Go through the listing below and say how many lines contain "name"; write nothing but the number.
·····
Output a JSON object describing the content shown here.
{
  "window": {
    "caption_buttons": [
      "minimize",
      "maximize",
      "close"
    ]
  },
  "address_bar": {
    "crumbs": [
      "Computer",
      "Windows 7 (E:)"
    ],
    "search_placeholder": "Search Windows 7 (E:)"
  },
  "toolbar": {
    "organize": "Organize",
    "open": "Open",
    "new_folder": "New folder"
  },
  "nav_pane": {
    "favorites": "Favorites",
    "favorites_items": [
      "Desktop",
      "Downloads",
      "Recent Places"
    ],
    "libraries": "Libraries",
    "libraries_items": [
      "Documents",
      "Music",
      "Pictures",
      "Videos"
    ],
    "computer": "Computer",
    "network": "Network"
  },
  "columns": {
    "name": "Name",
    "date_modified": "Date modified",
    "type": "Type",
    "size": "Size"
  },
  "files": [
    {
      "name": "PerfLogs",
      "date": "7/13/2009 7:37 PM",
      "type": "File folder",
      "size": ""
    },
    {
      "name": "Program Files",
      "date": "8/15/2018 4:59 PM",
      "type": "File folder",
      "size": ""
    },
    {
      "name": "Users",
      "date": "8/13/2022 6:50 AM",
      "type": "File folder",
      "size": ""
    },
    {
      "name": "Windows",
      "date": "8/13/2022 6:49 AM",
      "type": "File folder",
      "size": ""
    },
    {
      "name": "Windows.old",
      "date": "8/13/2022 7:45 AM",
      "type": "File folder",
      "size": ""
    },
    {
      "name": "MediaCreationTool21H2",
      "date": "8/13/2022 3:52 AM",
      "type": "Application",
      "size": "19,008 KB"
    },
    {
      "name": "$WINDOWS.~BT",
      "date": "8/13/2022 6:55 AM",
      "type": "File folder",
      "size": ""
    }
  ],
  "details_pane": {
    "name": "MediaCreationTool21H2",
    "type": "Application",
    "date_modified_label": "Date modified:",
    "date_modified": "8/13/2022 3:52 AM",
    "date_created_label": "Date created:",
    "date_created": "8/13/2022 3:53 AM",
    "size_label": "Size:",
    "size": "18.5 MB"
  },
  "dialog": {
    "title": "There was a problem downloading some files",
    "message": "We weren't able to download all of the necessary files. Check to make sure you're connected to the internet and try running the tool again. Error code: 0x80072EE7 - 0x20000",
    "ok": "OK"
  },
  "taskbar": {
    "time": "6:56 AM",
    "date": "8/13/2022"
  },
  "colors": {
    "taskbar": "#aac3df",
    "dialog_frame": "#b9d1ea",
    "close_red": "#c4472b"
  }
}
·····
▸ **Answer area**
9